Although many diaries can give the tempting illusion that the reader is in the presence of the writer – because they are written in the first person, and are often intimate in tone and spontaneous in form – it is unfortunately not so. Whether personal or not, private or public, spontaneous or crafted, the content of the diary does not allow us to come to know the writer, its survival dos not permit a deceased diarist to “live on,” nor does its existence confer literary immortality upon the person who penned it.

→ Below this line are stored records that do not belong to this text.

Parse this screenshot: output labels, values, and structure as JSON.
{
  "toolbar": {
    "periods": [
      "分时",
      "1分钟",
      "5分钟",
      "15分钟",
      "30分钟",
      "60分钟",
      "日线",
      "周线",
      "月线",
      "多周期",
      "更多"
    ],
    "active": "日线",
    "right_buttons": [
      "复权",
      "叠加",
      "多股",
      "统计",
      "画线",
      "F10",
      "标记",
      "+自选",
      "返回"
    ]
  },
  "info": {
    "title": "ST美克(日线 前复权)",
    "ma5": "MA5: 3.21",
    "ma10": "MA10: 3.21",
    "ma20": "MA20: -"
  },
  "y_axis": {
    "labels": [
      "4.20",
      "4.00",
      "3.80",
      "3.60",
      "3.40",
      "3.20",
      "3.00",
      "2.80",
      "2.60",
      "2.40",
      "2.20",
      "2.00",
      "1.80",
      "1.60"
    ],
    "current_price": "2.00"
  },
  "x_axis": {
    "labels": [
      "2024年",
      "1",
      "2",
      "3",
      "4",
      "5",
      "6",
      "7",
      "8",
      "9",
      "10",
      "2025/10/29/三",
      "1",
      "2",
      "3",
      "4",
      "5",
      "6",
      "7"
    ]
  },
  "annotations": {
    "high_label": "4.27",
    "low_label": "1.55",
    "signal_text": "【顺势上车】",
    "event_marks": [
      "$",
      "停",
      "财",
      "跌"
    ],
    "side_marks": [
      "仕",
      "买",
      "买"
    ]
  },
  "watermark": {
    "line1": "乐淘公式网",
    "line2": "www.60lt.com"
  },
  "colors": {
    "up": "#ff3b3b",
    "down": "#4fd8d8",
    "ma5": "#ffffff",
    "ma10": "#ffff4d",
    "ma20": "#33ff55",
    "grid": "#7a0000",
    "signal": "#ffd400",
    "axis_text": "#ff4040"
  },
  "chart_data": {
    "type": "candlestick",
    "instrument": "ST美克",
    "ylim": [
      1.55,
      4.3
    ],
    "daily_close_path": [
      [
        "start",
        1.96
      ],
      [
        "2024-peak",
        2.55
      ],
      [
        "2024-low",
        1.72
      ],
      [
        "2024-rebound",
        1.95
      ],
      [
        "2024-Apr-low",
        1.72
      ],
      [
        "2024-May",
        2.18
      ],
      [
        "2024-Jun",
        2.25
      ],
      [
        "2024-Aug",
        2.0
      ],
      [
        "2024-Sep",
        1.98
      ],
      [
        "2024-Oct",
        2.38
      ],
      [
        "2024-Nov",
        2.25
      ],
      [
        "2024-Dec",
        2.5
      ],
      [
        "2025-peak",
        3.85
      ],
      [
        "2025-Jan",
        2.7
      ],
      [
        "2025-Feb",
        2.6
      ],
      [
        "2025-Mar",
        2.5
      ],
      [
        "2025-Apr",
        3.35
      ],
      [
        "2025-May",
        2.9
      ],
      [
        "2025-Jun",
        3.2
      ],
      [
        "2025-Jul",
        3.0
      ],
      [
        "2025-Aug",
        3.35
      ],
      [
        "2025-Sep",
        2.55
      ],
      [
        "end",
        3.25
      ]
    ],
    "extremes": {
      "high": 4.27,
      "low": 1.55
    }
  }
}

The diaries themselves are the center of the book, of course, and it’s heartbreaking to read the grim similarities running underneath the varying nature of the daily events each young writer records. The young writers of these accounts are unfailingly smart and articulate, and their personalities come through even when we know next to nothing about the details of their lives, as in the case of the anonymous boy from the Lodz Ghetto, who wrestles in December of 1944 with the conflicting claims of his own multilingual abilities:

I suffer terribly but still I dream of a better future, of a more beautiful life, free and humane. I dream also of being able to tell the world of my suffering, at least as much as possible. In fact I should call it our suffering. For never before has suffering been felt so collectively as it is by us in the ghetto. After fantasizing of writing in various languages I return to my own language, to Yiddish, our charming mother tongue, because only in Yiddish can I hope to express my true inner self, directly and without contriving.

But despair is common tongue of all these accounts, sometimes lurking far in the distance, visible mainly through the whetted desperation it lends to the mundane events of the day, other times, as in the case of Moshe Flinker, writing in November of 1942 (he would die at Bergen-Belsen three years later), right up at the forefront of every thought, choking off hope like hunger:

We are in a very bad situation. Our sufferings have by far exceeded our wrongdoings. What other purpose could the Lord have in allowing such things to befall us? I feel certain that further troubles will not bring any Jew back to the paths of righteousness; on the contrary, I think upon experiencing such great anguish they will think that there is no God at all in the universe, because had there been a God He would not have let such things to happen to His people.

Salvaged Pages was by far the saddest book to appear in 2002, and this new edition easily takes that dubious distinction in 2015. There’s no denying the importance of the work Zapruder has done here, but reading the book drains all light and air from the world, for a time.